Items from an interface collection
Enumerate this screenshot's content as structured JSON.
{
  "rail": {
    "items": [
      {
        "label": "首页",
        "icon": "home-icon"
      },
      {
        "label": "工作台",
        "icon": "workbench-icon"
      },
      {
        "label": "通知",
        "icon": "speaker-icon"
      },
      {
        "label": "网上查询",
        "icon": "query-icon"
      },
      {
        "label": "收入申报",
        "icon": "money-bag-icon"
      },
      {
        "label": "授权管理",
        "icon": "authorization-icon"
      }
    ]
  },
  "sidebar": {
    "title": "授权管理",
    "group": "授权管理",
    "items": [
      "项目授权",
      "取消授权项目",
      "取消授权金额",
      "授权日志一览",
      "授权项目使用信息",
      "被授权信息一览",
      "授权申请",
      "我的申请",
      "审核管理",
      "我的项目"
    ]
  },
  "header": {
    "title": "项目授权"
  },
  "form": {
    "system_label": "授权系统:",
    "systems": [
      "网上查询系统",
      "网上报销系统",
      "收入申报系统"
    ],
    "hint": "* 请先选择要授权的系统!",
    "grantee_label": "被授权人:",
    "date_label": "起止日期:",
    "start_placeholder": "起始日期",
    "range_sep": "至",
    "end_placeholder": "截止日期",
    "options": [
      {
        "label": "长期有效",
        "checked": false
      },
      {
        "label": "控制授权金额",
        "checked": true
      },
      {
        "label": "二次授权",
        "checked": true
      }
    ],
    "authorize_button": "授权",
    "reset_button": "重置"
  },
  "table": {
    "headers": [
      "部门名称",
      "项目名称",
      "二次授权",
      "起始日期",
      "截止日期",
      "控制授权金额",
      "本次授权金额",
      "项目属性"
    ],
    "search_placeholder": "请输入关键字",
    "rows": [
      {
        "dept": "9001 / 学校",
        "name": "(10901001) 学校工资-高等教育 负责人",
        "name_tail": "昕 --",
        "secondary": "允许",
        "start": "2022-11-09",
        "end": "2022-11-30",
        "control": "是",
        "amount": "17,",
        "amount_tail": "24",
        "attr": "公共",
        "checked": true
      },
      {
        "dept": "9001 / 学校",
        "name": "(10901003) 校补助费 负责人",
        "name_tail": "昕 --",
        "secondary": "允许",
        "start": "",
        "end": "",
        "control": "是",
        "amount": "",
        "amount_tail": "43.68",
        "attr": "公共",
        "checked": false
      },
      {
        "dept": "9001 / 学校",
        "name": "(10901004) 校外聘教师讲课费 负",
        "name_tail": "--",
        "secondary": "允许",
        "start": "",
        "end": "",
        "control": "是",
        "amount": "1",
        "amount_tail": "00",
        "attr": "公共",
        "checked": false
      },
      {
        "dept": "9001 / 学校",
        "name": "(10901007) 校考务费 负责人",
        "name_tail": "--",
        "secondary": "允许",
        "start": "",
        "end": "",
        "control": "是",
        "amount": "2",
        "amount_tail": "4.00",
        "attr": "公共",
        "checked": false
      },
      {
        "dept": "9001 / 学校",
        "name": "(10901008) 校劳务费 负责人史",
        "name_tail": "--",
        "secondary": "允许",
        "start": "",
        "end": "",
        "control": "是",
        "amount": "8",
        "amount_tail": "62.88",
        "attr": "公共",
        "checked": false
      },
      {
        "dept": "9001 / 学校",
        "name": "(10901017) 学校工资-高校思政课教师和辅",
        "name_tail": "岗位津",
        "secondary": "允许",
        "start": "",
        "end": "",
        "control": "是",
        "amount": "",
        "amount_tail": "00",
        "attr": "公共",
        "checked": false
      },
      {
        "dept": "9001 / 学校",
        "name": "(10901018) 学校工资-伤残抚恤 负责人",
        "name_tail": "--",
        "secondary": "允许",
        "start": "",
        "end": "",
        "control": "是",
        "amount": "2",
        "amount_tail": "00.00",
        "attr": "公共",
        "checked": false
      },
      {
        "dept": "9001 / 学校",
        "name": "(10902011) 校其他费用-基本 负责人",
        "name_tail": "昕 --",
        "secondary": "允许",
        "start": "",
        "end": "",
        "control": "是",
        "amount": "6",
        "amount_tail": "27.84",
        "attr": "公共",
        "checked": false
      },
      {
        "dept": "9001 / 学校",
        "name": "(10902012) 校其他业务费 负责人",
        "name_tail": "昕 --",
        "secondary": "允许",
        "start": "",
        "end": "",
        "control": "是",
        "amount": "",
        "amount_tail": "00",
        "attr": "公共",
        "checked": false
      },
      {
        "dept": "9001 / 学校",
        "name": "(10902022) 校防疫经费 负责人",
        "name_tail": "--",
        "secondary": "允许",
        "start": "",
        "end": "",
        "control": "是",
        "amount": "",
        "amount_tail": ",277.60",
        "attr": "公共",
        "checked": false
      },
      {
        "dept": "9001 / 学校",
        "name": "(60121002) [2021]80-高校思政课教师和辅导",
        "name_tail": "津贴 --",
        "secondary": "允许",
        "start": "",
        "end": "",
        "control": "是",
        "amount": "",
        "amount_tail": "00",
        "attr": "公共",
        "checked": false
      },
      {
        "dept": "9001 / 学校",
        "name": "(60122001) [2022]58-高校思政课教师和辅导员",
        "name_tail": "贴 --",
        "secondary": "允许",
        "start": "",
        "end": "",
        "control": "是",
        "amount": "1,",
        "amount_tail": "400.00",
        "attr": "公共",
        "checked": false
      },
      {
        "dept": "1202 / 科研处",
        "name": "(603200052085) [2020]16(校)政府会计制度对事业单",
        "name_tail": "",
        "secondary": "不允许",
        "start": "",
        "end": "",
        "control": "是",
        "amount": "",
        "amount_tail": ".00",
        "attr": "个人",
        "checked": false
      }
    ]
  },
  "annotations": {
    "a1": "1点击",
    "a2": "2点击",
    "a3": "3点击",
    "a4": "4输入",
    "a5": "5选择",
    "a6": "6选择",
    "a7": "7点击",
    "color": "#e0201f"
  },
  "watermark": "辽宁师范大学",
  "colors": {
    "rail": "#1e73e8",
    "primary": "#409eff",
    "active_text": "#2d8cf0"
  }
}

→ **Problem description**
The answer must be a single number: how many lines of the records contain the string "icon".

→ **Solution below**
6